**Task directions**: Go through the entries below and copy each line that holds the word "Custom".

**Records for the exercise**:
↓
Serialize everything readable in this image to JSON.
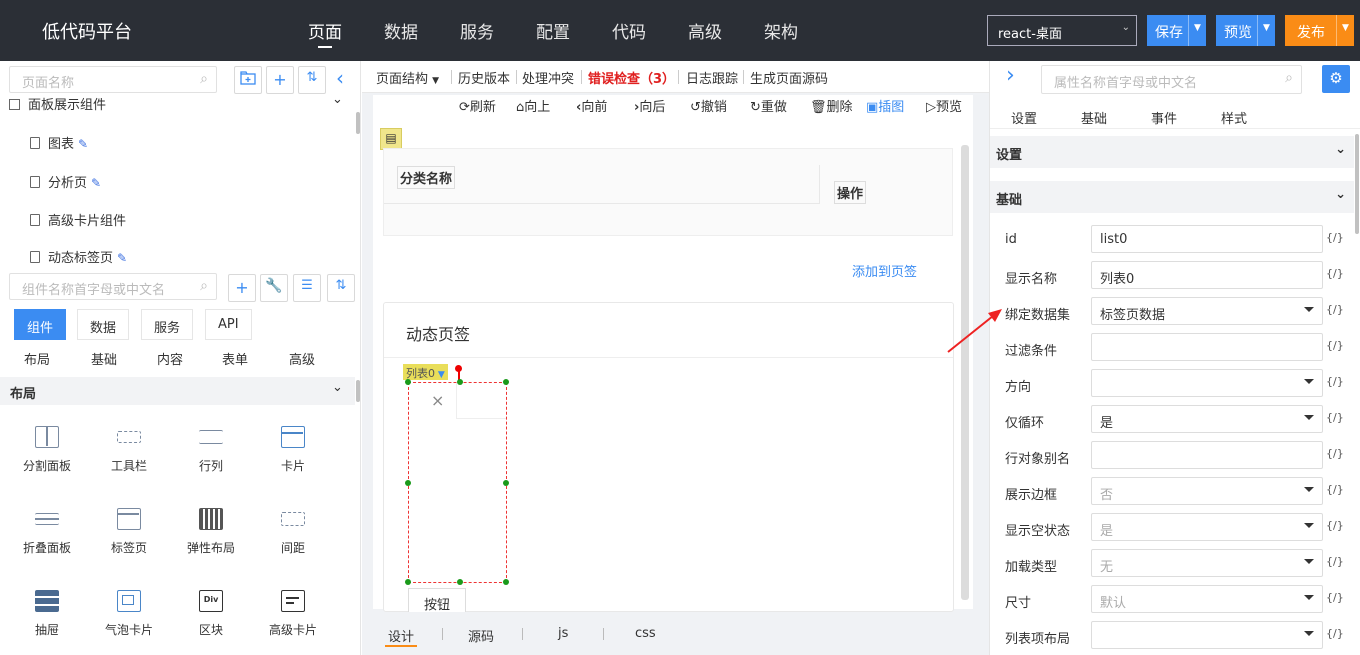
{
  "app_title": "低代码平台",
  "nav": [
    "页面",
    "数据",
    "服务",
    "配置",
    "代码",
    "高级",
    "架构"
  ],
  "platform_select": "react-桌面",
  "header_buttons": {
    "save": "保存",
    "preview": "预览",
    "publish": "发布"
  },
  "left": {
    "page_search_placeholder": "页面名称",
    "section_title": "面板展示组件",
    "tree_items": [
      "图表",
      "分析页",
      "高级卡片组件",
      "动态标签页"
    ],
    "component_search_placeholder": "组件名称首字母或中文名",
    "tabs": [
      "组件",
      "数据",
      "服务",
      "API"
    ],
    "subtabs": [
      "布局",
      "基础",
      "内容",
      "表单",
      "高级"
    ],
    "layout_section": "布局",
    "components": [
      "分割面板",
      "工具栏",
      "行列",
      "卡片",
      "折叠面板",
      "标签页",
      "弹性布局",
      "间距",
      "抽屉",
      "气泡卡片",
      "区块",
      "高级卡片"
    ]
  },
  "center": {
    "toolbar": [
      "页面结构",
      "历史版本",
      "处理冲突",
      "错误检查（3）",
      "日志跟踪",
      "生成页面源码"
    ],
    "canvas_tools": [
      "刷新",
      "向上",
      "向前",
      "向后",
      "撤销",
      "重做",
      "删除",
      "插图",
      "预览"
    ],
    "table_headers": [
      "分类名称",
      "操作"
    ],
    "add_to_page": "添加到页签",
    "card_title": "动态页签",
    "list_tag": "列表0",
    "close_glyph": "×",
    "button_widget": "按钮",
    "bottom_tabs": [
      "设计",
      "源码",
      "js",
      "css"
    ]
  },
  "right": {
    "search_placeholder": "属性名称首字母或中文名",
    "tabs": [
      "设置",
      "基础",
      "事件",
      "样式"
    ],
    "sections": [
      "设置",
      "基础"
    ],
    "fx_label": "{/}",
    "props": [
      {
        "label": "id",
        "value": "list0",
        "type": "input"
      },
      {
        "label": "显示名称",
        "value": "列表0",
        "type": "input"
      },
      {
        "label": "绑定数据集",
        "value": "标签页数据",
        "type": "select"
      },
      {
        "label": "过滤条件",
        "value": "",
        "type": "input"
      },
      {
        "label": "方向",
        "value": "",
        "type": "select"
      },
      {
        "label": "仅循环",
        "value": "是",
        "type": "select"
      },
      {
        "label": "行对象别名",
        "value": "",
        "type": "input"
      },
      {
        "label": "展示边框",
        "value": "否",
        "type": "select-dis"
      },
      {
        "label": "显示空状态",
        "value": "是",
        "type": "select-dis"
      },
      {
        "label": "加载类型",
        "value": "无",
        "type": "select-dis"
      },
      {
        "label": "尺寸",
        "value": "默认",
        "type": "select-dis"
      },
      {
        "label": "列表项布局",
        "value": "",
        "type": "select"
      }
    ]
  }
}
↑
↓
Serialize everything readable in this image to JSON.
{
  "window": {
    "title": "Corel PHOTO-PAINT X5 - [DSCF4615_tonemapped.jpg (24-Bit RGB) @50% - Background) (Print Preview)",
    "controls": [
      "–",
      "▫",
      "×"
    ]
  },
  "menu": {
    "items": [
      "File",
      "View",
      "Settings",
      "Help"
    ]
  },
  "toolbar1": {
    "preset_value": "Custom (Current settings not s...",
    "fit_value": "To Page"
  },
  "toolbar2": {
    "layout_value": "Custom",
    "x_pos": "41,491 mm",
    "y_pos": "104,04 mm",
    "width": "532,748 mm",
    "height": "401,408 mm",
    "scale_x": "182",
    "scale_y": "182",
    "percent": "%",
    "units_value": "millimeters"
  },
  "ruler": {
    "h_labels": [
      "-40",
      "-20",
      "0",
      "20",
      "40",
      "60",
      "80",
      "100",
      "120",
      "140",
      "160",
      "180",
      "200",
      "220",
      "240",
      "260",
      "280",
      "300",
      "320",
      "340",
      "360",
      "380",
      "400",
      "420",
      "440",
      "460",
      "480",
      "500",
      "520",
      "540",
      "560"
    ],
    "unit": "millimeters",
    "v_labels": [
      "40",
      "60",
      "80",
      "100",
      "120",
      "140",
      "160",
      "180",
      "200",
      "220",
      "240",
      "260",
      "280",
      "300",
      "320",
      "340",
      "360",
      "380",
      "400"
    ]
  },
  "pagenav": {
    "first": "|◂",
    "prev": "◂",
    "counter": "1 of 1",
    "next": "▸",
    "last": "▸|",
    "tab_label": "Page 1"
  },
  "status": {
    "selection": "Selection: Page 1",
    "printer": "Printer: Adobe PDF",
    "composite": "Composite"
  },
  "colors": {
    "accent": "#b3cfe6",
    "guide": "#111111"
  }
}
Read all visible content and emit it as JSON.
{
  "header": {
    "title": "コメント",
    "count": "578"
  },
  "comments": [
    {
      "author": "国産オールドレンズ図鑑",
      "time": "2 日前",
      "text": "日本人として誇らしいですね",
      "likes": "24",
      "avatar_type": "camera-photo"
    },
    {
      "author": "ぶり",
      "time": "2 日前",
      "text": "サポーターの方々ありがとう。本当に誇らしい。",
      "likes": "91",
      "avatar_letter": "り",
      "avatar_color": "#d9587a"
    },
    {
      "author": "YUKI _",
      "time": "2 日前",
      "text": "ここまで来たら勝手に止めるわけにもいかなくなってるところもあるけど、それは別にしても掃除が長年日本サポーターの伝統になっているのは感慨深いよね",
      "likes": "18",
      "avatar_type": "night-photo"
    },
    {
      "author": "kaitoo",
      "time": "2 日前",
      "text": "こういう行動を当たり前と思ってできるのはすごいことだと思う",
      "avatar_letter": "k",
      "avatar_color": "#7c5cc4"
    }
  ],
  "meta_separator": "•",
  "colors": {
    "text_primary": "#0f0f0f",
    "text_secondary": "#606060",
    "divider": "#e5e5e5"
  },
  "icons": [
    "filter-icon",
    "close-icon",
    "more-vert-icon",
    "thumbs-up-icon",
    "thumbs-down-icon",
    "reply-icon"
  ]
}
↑
**Output of the exercise**:
    "preset_value": "Custom (Current settings not s...",
    "layout_value": "Custom",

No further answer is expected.